Or they could retouch skin by actually "polishing" the negatives with a rather expensive contraption... all part of the photographic process.

PS is just a more convenient and accurate way of making adjustments. And yes we can have sky replacements etc, but again this has been done with more traditional photographic methods before PS - albeit not with the same precision.

As to AI, for the main it is a bit of a marketing hype. But if we can have a computer take the grunt work out of things to allow us to be more creative, then happy days.

For me, photography does not start and end at the pressing of a button. Because when I light something I am cheating the natural light. When I dodge/burn something I am cheating the natural exposures. When I change a colour balance I am probably changing the natural colours. If I retouch then I'm certainly cheating in general and if I clone things then I'm cheating reality.

But for me, photography is a process - whether chemical, optical or electronic. And it only starts with a button press. After which it goes on a whole journey to create an image.

I guess it depends. Are we merely taking a slavish record of how light interacts with a sensor / film, or are we creating something. Both ideals are valid, and both need have no preconceived limits.

Cool Cat's picture

Almost everything you said is true. But sometimes too much is too much. Some of us rather wait for a nice blue sky and fluffy white clouds before we take the shot. We don't mind a little more planning. You prefer the quick and dirty method of using Photoshop for sky replacement to take away the grunt work. Some of us prefer doing as much as possible in camera. We both have different ways. Just enjoy yourself.

Lee Christiansen's picture

If you're doing it for fun, then wait for days on end to get a sky. But for commercial work, we have different needs. And maybe we've already taken a great sky ourselves for our own library of images. (And yes for the record, that's what I've done in the past).

But you are referencing one of the more extreme examples. PS is used electronically for otherwise chemical and optical processes.

Post production isn't quick and dirty. It could be argued that a lack of post work is also quick and dirty.

Cool Cat's picture

Isn't this fun Lee?

Best Regards,
Quick & Dirty

anthony marsh's picture

Of course they have including ANSEL ADAMS,however they used artistic methods that could take years in the darkroom to master.
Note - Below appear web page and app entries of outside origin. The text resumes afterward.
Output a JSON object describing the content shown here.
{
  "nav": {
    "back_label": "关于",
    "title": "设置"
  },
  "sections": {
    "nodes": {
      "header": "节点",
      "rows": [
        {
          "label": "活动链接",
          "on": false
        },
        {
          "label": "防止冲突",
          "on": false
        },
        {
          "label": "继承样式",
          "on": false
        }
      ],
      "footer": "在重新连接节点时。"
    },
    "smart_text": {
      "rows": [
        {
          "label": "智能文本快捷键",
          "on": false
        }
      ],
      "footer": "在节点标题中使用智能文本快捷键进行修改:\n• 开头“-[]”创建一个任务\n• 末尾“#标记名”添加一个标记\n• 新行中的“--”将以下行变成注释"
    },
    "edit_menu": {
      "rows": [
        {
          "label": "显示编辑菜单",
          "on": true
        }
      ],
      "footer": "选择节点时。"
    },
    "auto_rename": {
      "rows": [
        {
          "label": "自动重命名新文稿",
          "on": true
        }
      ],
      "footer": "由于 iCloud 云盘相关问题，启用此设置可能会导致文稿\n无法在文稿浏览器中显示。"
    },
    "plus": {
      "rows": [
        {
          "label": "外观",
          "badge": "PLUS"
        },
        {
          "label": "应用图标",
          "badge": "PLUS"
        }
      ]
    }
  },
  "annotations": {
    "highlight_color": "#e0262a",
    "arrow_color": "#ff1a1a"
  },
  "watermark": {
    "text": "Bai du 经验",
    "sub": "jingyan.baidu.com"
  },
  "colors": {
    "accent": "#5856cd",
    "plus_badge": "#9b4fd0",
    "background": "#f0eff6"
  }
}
Today it is not so much about artistry but gimmickry,press a few buttons and voila! an "image",not a photograph.

Ryan Luna's picture
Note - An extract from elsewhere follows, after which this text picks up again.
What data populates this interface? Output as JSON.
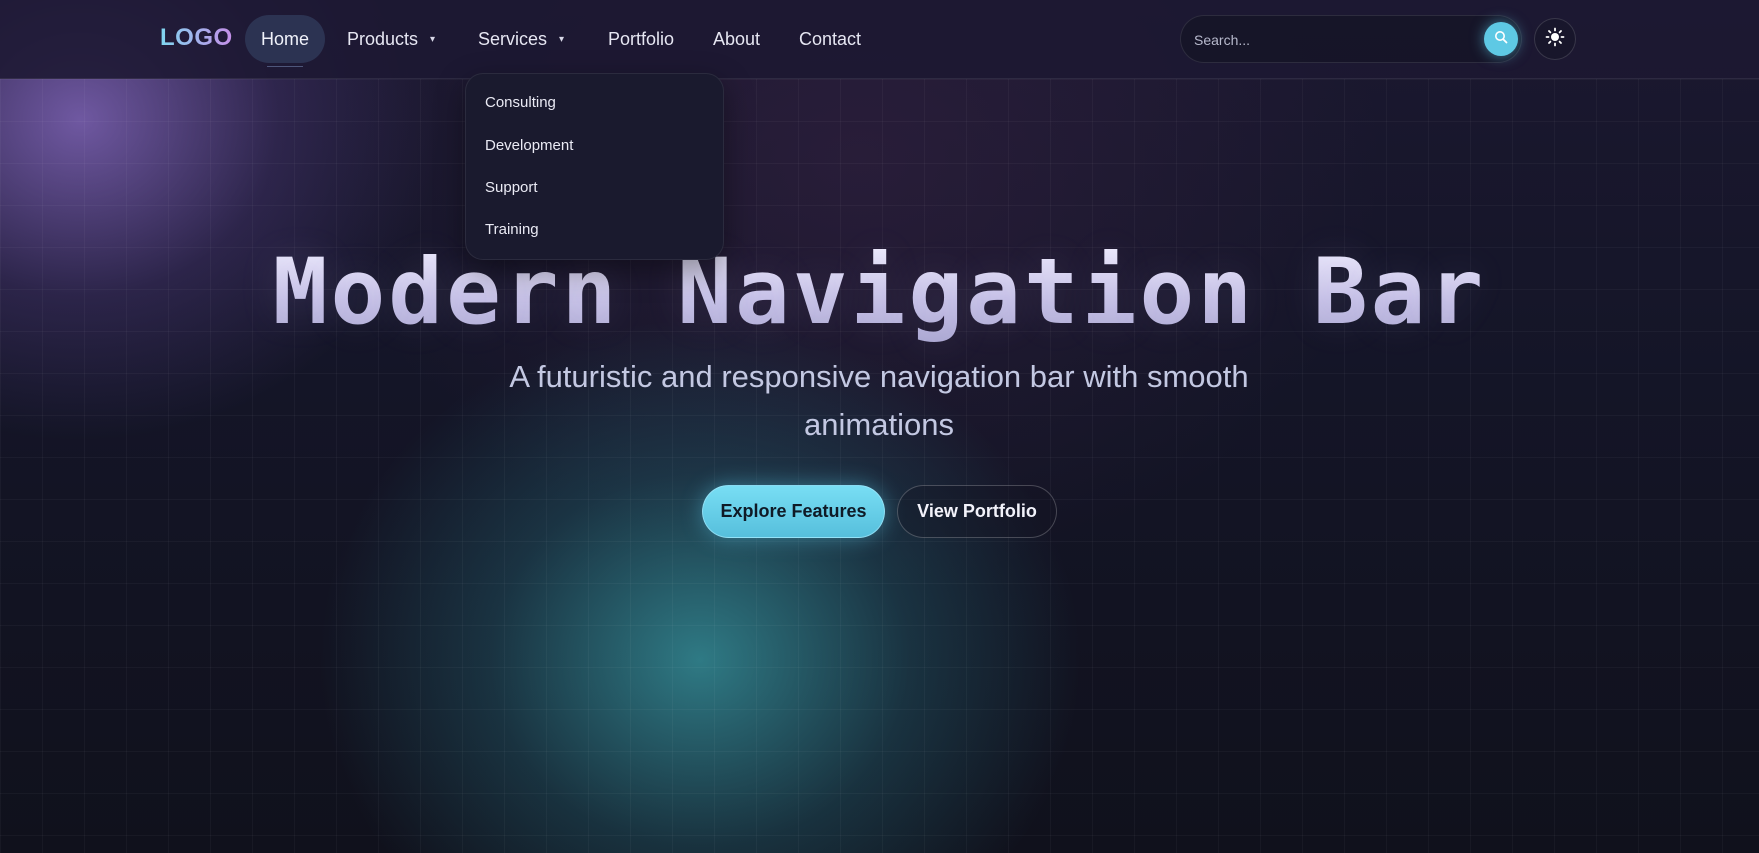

spoken like an artist. Nothing wrong with that, but many photogs are in the business of producing images where there may not be time to mitigate shadow placement, (events and weddings come to mind).

anthony marsh's picture

Great photographers whether photographing weddings or other events have produced extraordinary photos following years of learning and they made good livings. I may be too critical however to my mind holding a shutter button down for dozens if not hundreds or thousands of clicks does not comport with talent or artistry as anyone with a digital camera and using editing can achieve similar results.

Enrique Olivieri's picture

The more you add AI into photography, the less it becomes photography. I guess it's becoming an entire new form AI were you create an AI model and clothes. Check out @genv.agency on Instagram and you'll see where photography is probably headed, the models are not real on this Instagram page, they're all AI created.

Jerry Suppan's picture

"The more you add AI into photography, the less it becomes photography."

Welcome to the digital era in which anything is possible, even more so than before. Morphing in videos for another example. Whatever. ;-) I reckon is someone does not like the technology, they can choose to not use it.

anthony marsh's picture

Anything except true artistry and technical knowledge of photography is possible.

Black Z Eddie .'s picture

It would be great for family/friends get-togethers, events, and such.

jim hughes's picture

A great job of removing all the interest from a photo.

anthony marsh's picture

While not still photography ANDY DAY should watch the original THE GODFATHER to understand the value of shadows. Removal of all shadows makes for a boring sterile image.